Ooof. It's been another long, strange, difficult, odd year. Not without its high points and good times, but I'd really like some 'normal' right now. The last two years have been something of a re-calibration for us (well for everyone I think!). So many aspects of life we somewhat took for granted: shopping, flying, visiting friends, even just going to the beach, have been restricted, and I think it has made people generally more grateful and more appreciative of the ordinary everyday things in life. But having said all that, I'd like 2022 to have a lot more 'ordinary' and 'everyday' in it please!
January and February are tough months in the West of Ireland at the best of times with the short dark days and the long dark nights, and I think this year we were all suffering from some sort of pandemic-fatigue. We hunkered down, drew breath and concentrated on simple things like eating and sleeping well, getting outside when we could, especially enjoying the day or two of snow we got.
Spring did eventually start to show her face, in that special and peculiar way spring arrives in Ireland. It's basically: winter-winter-winter-dark-cold-dark and then suddenly you get a few beautiful mild sunny days and you're sort of stunned. It takes a while to stop hunching your shoulders against the wind and rain, to unclench your body and open up to soak in the sunshine. This, of course, is a mistake, because winter isn't done with you yet and the next day we're back to winter-winter-winter-dark-cold-dark . But the plants know and the trees know and there are beautiful new leaves, primroses in the woods and cowslips in the fields.
It felt quite surreal as the year continued. We had to make all the preparations for the coming season but we had no firm idea whether we would be able to open or not.
So we were cleaning and painting, Sarah was in the garden pruning and planting; our staff were busy in the soap room, creams room and perfume room making products but... there was no-one around. No customers that is. The Perfumery looked great, everything was ready, but no people. Walking across the courtyard was slightly disquieting, like being on the deck of the Mary Celeste maybe. Still, we enjoyed all Sarah's spring bulbs coming up, and we all sat outside the empty Tearooms for our morning coffee breaks, so there was someone to enjoy the sunny spells.
And then more-or-less all of a sudden, the government announced that retail stores could re-open. Great! From zero to full tilt in a week or two. There was a lot of frenzied scrabbling around; despite how organised we thought we were, there are always a million and one tiny details to attend to. But we got there, re-opened our doors, and... of course it started raining. That particularly Irish sort of rain that happens while the sun is still shining.
The rain came and went, and in the sunny bits in between, we got out and about. As did all 5 million other Irish people. It was great to see. Everyone took advantage of any bit of fine weather to get out into the countryside, go to the beach, walk, swim, chat, picnic.

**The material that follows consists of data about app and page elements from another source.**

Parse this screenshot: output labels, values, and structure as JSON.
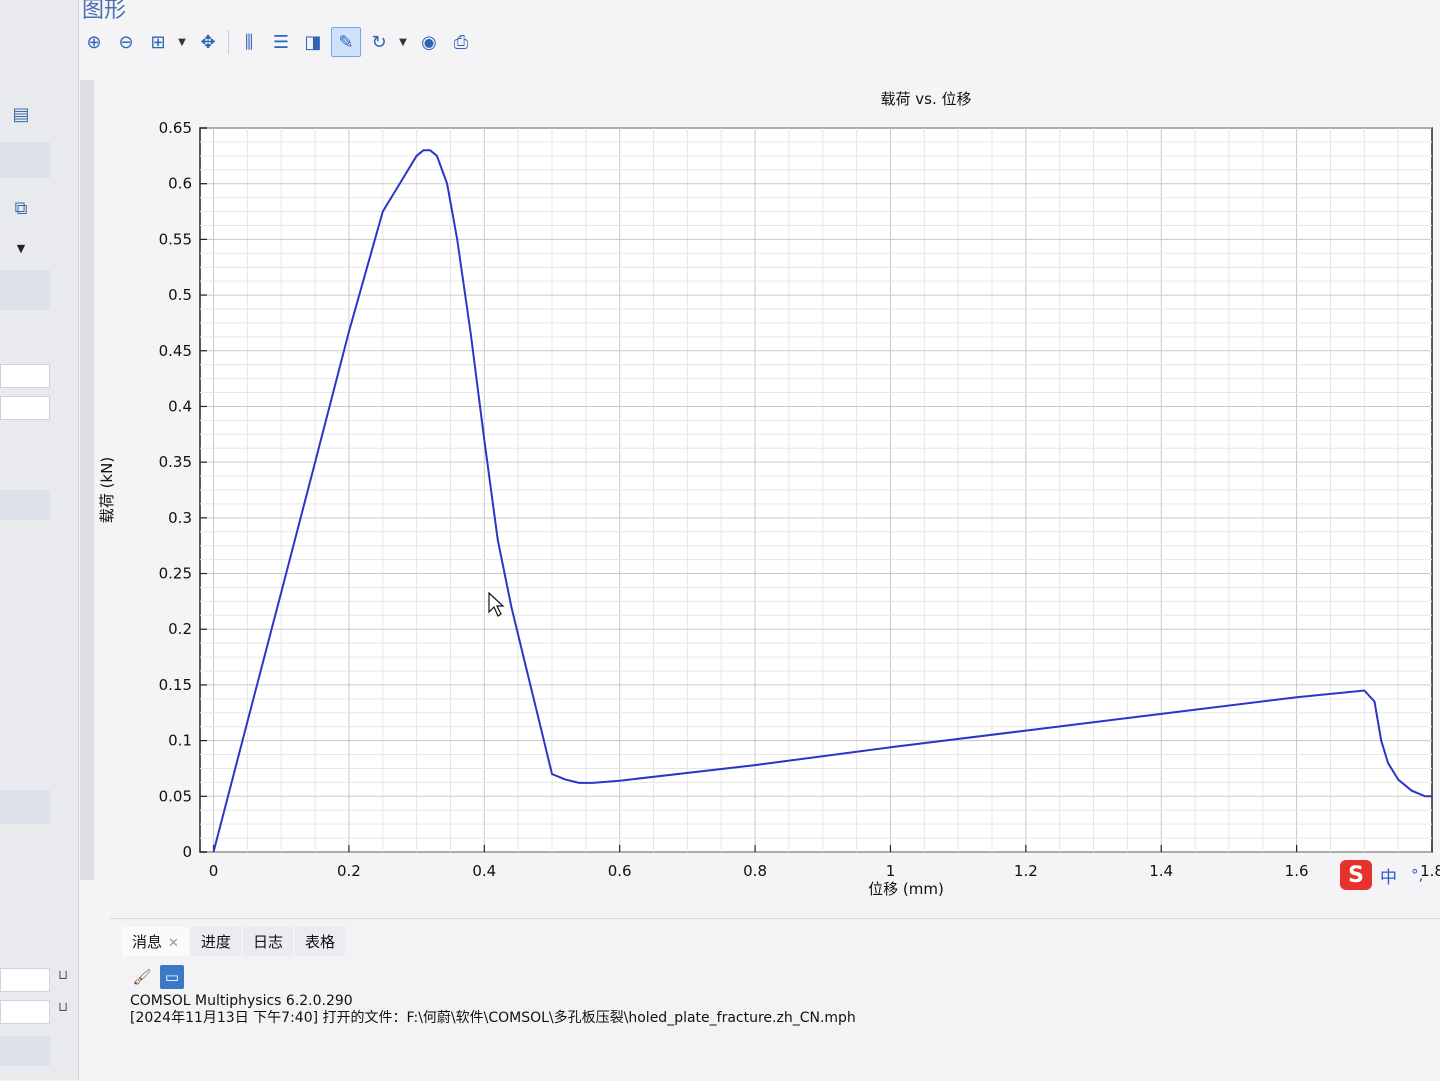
{
  "panel_title": "图形",
  "toolbar": {
    "icons": [
      "zoom-in-icon",
      "zoom-out-icon",
      "zoom-box-icon",
      "zoom-extents-icon",
      "x-grid-icon",
      "y-grid-icon",
      "legend-icon",
      "annotation-icon",
      "rotate-icon",
      "screenshot-icon",
      "print-icon"
    ]
  },
  "chart_data": {
    "type": "line",
    "title": "载荷 vs. 位移",
    "xlabel": "位移 (mm)",
    "ylabel": "载荷 (kN)",
    "xlim": [
      -0.02,
      1.8
    ],
    "ylim": [
      0,
      0.65
    ],
    "grid": true,
    "x_ticks": [
      "0",
      "0.2",
      "0.4",
      "0.6",
      "0.8",
      "1",
      "1.2",
      "1.4",
      "1.6",
      "1.8"
    ],
    "y_ticks": [
      "0",
      "0.05",
      "0.1",
      "0.15",
      "0.2",
      "0.25",
      "0.3",
      "0.35",
      "0.4",
      "0.45",
      "0.5",
      "0.55",
      "0.6",
      "0.65"
    ],
    "series": [
      {
        "color": "#2b35c7",
        "x": [
          0.0,
          0.05,
          0.1,
          0.15,
          0.2,
          0.25,
          0.28,
          0.3,
          0.31,
          0.32,
          0.33,
          0.345,
          0.36,
          0.38,
          0.4,
          0.42,
          0.44,
          0.46,
          0.48,
          0.5,
          0.52,
          0.54,
          0.56,
          0.6,
          0.8,
          1.0,
          1.2,
          1.4,
          1.6,
          1.7,
          1.715,
          1.725,
          1.735,
          1.75,
          1.77,
          1.79,
          1.8
        ],
        "y": [
          0.0,
          0.117,
          0.233,
          0.35,
          0.467,
          0.575,
          0.605,
          0.625,
          0.63,
          0.63,
          0.625,
          0.6,
          0.55,
          0.465,
          0.37,
          0.28,
          0.22,
          0.17,
          0.12,
          0.07,
          0.065,
          0.062,
          0.062,
          0.064,
          0.078,
          0.094,
          0.109,
          0.124,
          0.139,
          0.145,
          0.135,
          0.1,
          0.08,
          0.065,
          0.055,
          0.05,
          0.05
        ]
      }
    ]
  },
  "bottom": {
    "tabs": [
      "消息",
      "进度",
      "日志",
      "表格"
    ],
    "messages": [
      "COMSOL Multiphysics 6.2.0.290",
      "[2024年11月13日 下午7:40] 打开的文件：F:\\何蔚\\软件\\COMSOL\\多孔板压裂\\holed_plate_fracture.zh_CN.mph"
    ]
  },
  "ime": {
    "logo": "S",
    "mode": "中",
    "punct": "°,"
  }
}
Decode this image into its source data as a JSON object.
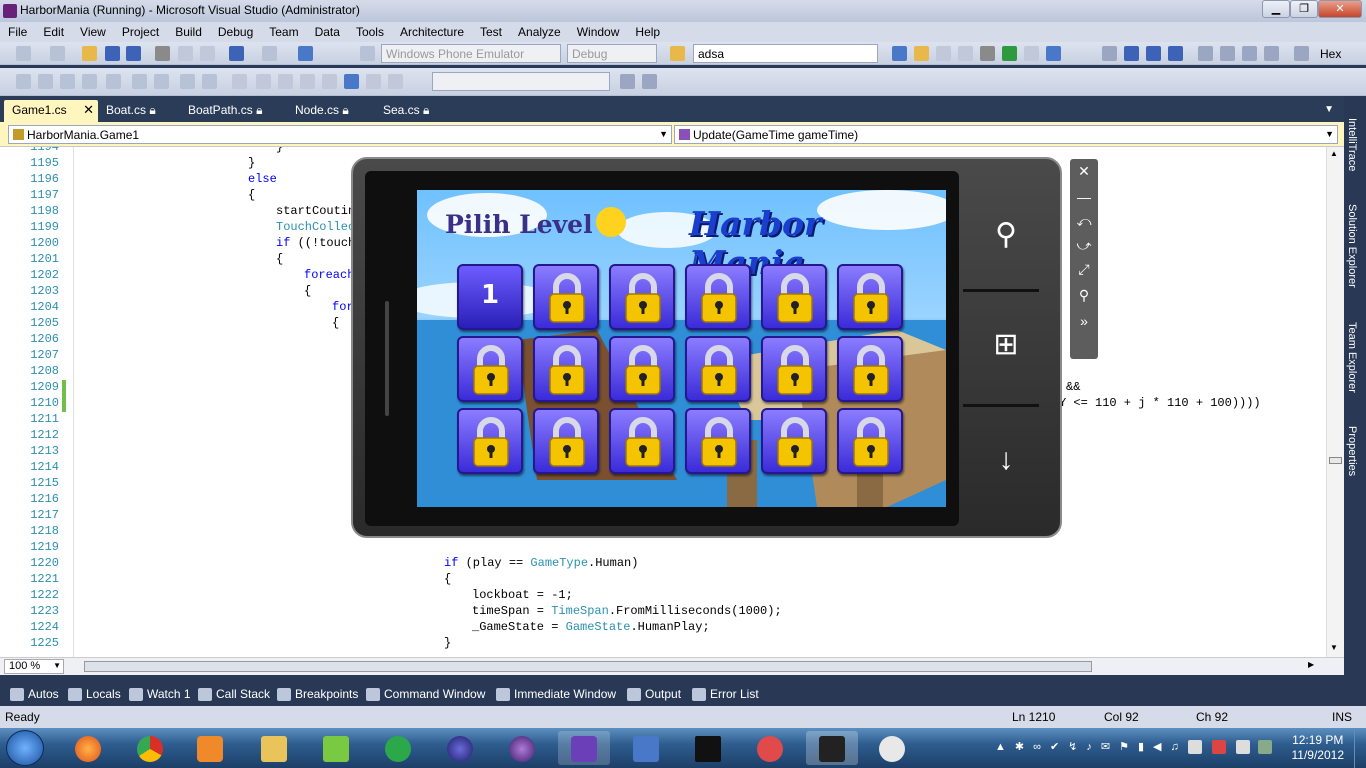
{
  "window": {
    "title": "HarborMania (Running) - Microsoft Visual Studio (Administrator)",
    "minimize": "▁",
    "restore": "❐",
    "close": "✕"
  },
  "menu": [
    "File",
    "Edit",
    "View",
    "Project",
    "Build",
    "Debug",
    "Team",
    "Data",
    "Tools",
    "Architecture",
    "Test",
    "Analyze",
    "Window",
    "Help"
  ],
  "toolbar": {
    "target": "Windows Phone Emulator",
    "config": "Debug",
    "find_value": "adsa",
    "hex_label": "Hex"
  },
  "tabs": [
    {
      "label": "Game1.cs",
      "active": true
    },
    {
      "label": "Boat.cs",
      "active": false
    },
    {
      "label": "BoatPath.cs",
      "active": false
    },
    {
      "label": "Node.cs",
      "active": false
    },
    {
      "label": "Sea.cs",
      "active": false
    }
  ],
  "navbar": {
    "type": "HarborMania.Game1",
    "member": "Update(GameTime gameTime)"
  },
  "editor": {
    "line_numbers": [
      "1194",
      "1195",
      "1196",
      "1197",
      "1198",
      "1199",
      "1200",
      "1201",
      "1202",
      "1203",
      "1204",
      "1205",
      "1206",
      "1207",
      "1208",
      "1209",
      "1210",
      "1211",
      "1212",
      "1213",
      "1214",
      "1215",
      "1216",
      "1217",
      "1218",
      "1219",
      "1220",
      "1221",
      "1222",
      "1223",
      "1224",
      "1225"
    ],
    "lines": {
      "l1194": "}",
      "l1195": "}",
      "l1196": "else",
      "l1197": "{",
      "l1198": "startCoutin",
      "l1199": "TouchCollec",
      "l1200a": "if",
      "l1200b": " ((!touch",
      "l1201": "{",
      "l1202": "foreach",
      "l1203": "{",
      "l1204": "for",
      "l1205": "{",
      "l1209": "&&",
      "l1210": "Y <= 110 + j * 110 + 100))))",
      "l1220a": "if",
      "l1220b": " (play == ",
      "l1220c": "GameType",
      "l1220d": ".Human)",
      "l1221": "{",
      "l1222": "lockboat = -1;",
      "l1223a": "timeSpan = ",
      "l1223b": "TimeSpan",
      "l1223c": ".FromMilliseconds(1000);",
      "l1224a": "_GameState = ",
      "l1224b": "GameState",
      "l1224c": ".HumanPlay;",
      "l1225": "}"
    },
    "zoom": "100 %"
  },
  "game": {
    "title_left": "Pilih Level",
    "title_right": "Harbor Mania",
    "unlocked_level": "1",
    "rows": 3,
    "cols": 6
  },
  "tool_windows": [
    "Autos",
    "Locals",
    "Watch 1",
    "Call Stack",
    "Breakpoints",
    "Command Window",
    "Immediate Window",
    "Output",
    "Error List"
  ],
  "side_tabs": [
    "IntelliTrace",
    "Solution Explorer",
    "Team Explorer",
    "Properties"
  ],
  "status": {
    "state": "Ready",
    "ln": "Ln 1210",
    "col": "Col 92",
    "ch": "Ch 92",
    "ins": "INS"
  },
  "clock": {
    "time": "12:19 PM",
    "date": "11/9/2012"
  },
  "colors": {
    "accent": "#293955",
    "tab_active": "#fff6bf",
    "tile": "#3a2bd8",
    "lock": "#f5c400"
  }
}
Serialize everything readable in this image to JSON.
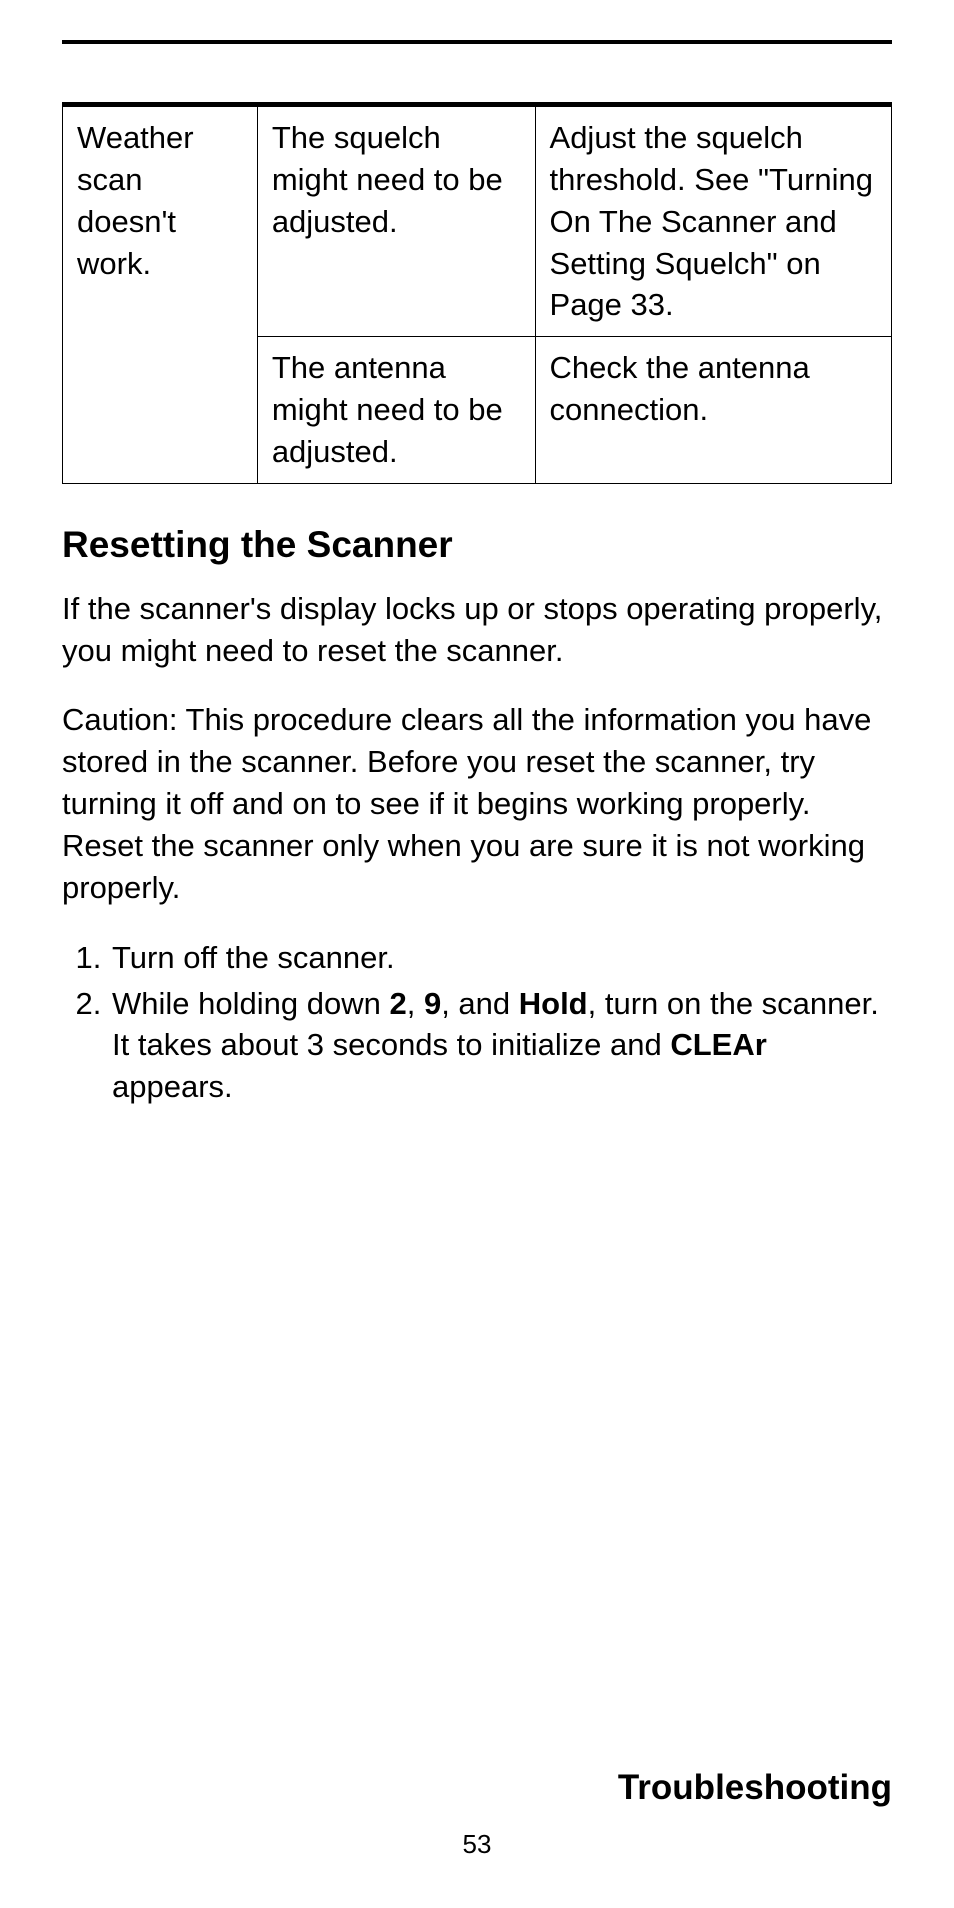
{
  "table": {
    "problem": "Weather scan doesn't work.",
    "rows": [
      {
        "cause": "The squelch might need to be adjusted.",
        "solution": "Adjust the squelch threshold. See \"Turning On The Scanner and Setting Squelch\" on Page 33."
      },
      {
        "cause": "The antenna might need to be adjusted.",
        "solution": "Check the antenna connection."
      }
    ]
  },
  "section_heading": "Resetting the Scanner",
  "para1": "If the scanner's display locks up or stops operating properly, you might need to reset the scanner.",
  "para2": "Caution: This procedure clears all the information you have stored in the scanner. Before you reset the scanner, try turning it off and on to see if it begins working properly. Reset the scanner only when you are sure it is not working properly.",
  "steps": {
    "s1": "Turn off the scanner.",
    "s2_a": "While holding down ",
    "s2_key1": "2",
    "s2_b": ", ",
    "s2_key2": "9",
    "s2_c": ", and ",
    "s2_key3": "Hold",
    "s2_d": ", turn on the scanner. It takes about 3 seconds to initialize and ",
    "s2_key4": "CLEAr",
    "s2_e": " appears."
  },
  "footer_title": "Troubleshooting",
  "page_number": "53"
}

One day we kayaked out to Mutton Island off the Clare coast, an island I'd never been to before and saw the most amazing carpet of sea pinks in full bloom. They filled the air with a wonderful honey scent. It made me think we should try to do a perfume based on this fragrance one day.
We bought a little sailing dinghy in August and managed to get out sailing a few times whenever the weather was suitable. As someone once said, sailing is often either: 'not exciting enough' or: 'way too exciting!'. It's hard to hit that sweet spot between enough wind to be fun and not so much wind that it is terrifying! Celeste took to it like a natural. And Lana insisted on joining the crew several times, though mostly she just wanted to sit in my lap and avoid getting her feet wet!
We had a Really Big Adventure in September when we got to go snorkeling in the company of a shoal of basking sharks.
These huge, gentle creatures congregate off the west coast of Ireland in autumn to mate. They are filter feeders and though they are the second largest fish in the world, there is no danger of being eaten. In fact, while they were clearly aware of the presence of humans in the water near them, they seem completely indifferent to us, busy with whatever thoughts fill the consciousness of huge sharks. It was an amazing experience.
October and November have been very busy with mail order for us. Fortunately we haven't seen the same chaos in the postal services and delivery times that was so prevalent last year. (Well, not yet anyway...). I think with shops being open again the pressure has been taken off a bit, and also post offices and sorting centres are probably back to normal staffing levels. I'm glad. It was pretty stressful last year trying to get tracking information for people's Christmas presents, hoping they'd make it on time, and so on.
That's really it for us from this year. We're still busy packing and shipping, but everyone is really looking forward to the slow down at the end of the year. I think we will take it easy in January and not be in too much of a hurry to start up again.
Wishing you and your families a safe, warm and happy holiday season.